The summer season will soon be over, but it’s still not too late to have a think about the tax issues that arise with accommodation services in Hungary. This is because given the prolonged good weather and the desire to avoid the crowds, more and more people nowadays put their holidays off until September, and of course, you can’t start preparing for next year early enough. At the end of the summer, the Hungarian Tax and Customs Administration mainly checks restaurants, but tourist and accommodation services in and around holiday towns can find themselves under the spotlight too. In addition to hotels, many people choose to book private accommodation and apartments through online booking systems. If providing accommodation services is your source of income, and you don’t want any unpleasant surprises during a tax inspection, it’s important to be aware about what tax liabilities you will face.
Personal income tax payable on accommodation services in Hungary
In terms of taxing the income from accommodation services, an individual who does not wish to be taxed as a self-employed person can determine their tax liability in one of two ways: according to the rules for independent activity (calculating income using itemised cost accounting or the 10% cost method) or by opting for the itemised flat-rate tax.
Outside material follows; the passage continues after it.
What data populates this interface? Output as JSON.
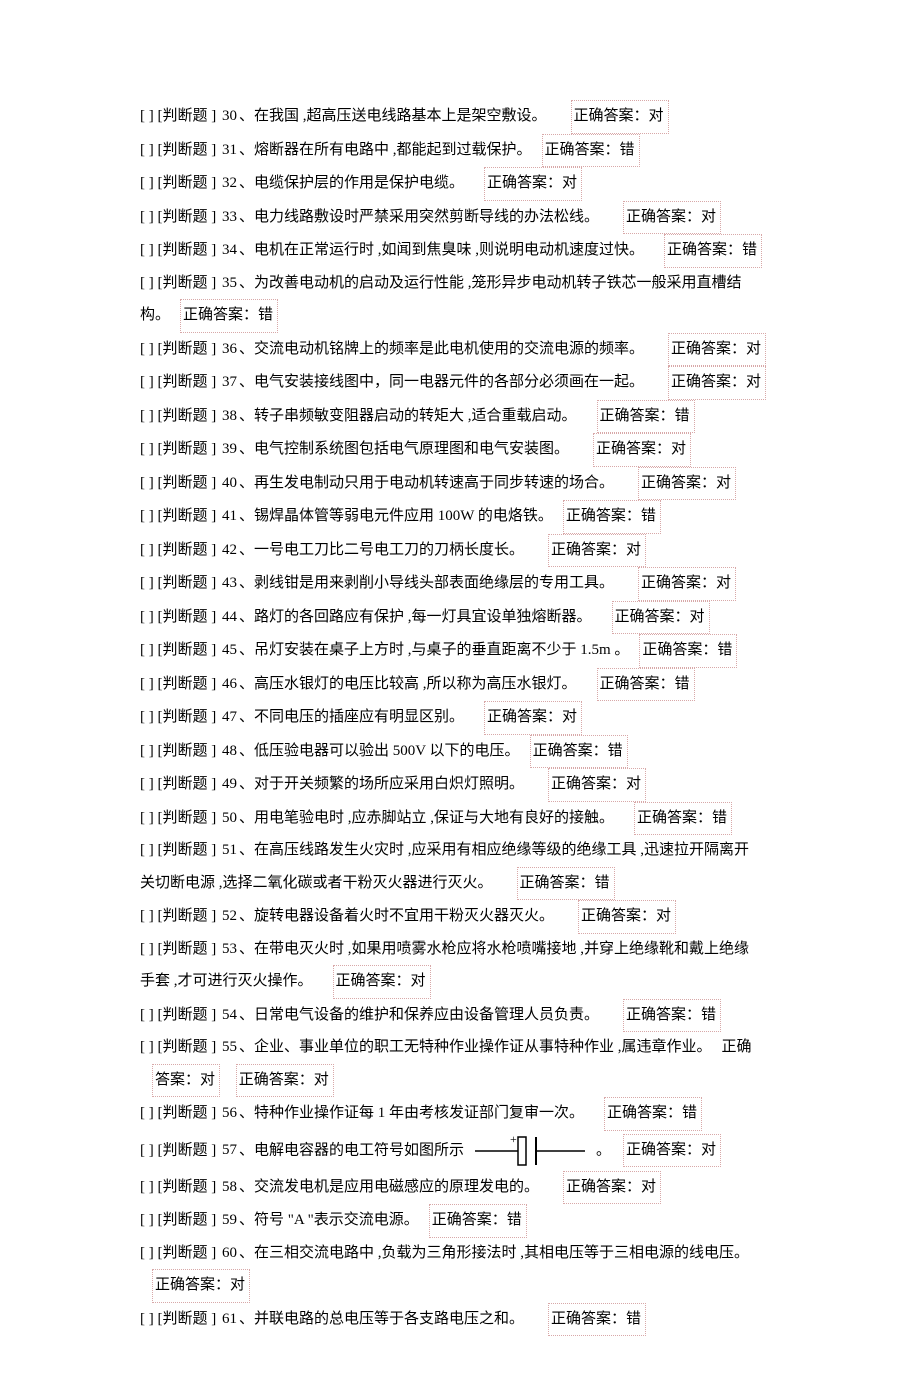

An individual offering a private accommodation service may opt for itemised flat-rate taxation for the entire fiscal year if such activity is conducted in up to three apartments or holiday homes – other than those used for accommodation services – which they own or have a usufruct right for. If the accommodation service is provided to the same person and the number of days in the fiscal year exceeds 90 days, the itemised flat-rate tax may not be applied. The annual amount of the itemised flat-rate tax is HUF 38,400 per room, which is payable even if the individual opting for the itemised flat-rate tax does not offer the private accommodation service for the whole year, but only welcomes guests for a few months.
In some cases, in addition to paying personal income tax, there is also the 13% social contribution tax to pay.
Local governments may impose a tourism tax, building tax and property taxes (e.g. municipal and local business tax) on accommodation facilities registered in the given municipality. The tourism tax can be set at a flat rate (per person per night) or at a percentage rate. This is collected and declared by the accommodation provider.
What about VAT?
As confirmed earlier by the NAV, an individual who rents out one or more rooms or an entire property as accommodation through an online booking system such as Airbnb or similar qualifies as a taxable person under the VAT Act because of the business nature of the service, they must request a tax number and are also subject to the obligation to issue invoices for the commercial accommodation services they provide.
For the purposes of the Act on VAT, commercial accommodation services qualify as property letting. As a general rule, property letting is exempt from VAT, but this exemption does not apply to the use of property for tourism and tourist purposes, i.e. for commercial accommodation services. It follows that commercial accommodation services are a taxable activity in the VAT system. However, those renting out accommodation can opt for VAT-exempt status (in which case the annual threshold of HUF 12 million must not be exceeded). Those using a foreign online platform (such as Airbnb) must also have a VAT ID number and submit the relevant tax returns and recapitulative statements.
Don’t forget the tourism development contribution!
The emergency moratorium to support the tourism and hospitality sector expired on 31 March this year; consequently, operators are once again obliged to pay a tourism development contribution of 4% of the value of their services.
From 1 April 2023, in addition to commercial accommodation services provided for consideration, contributions must also be assessed, declared and paid on the supply of food and non-alcoholic drinks prepared on the premises of a restaurant.
It’s good to know that the NAV continuously monitors the turnover data of accommodation providers, catering businesses and tourist attraction operators transmitted to the Hungarian Tourist Information Centre (NTAC) in order to protect the budget and honest taxpayers and for the purposes of whitening the tourism and hospitality sector. In its risk analysis work, the Hungarian tax authority compares the NTAC data with the data in the returns, and takes action if it finds any discrepancy. In practice, this can mean a targeted tax inspection in the worst-case scenario, where problems can result in default penalties for non-compliance and tax penalties, but if more fortunate, taxpayers can find themselves subject to a compliance inspection or a cooperative procedure. In the latter case, it is possible to correct the errors without incurring serious tax penalties.
Use of foreign property as private accommodation
There may also be cases where the property in the name of the individual is located abroad. If you wish to use this as accommodation, you should check the relevant Hungarian legislation and the international convention on the avoidance of double taxation between Hungary and the country concerned (if there is any) whether the income is subject to Hungarian tax based on the residence of the private individual or is taxed in the country of the source of the income (location of property). Generally speaking, if there is a treaty, income from real estate property can be taxed in the country where the property is located, but in addition to income tax, you should also look carefully at other tax rules in that country.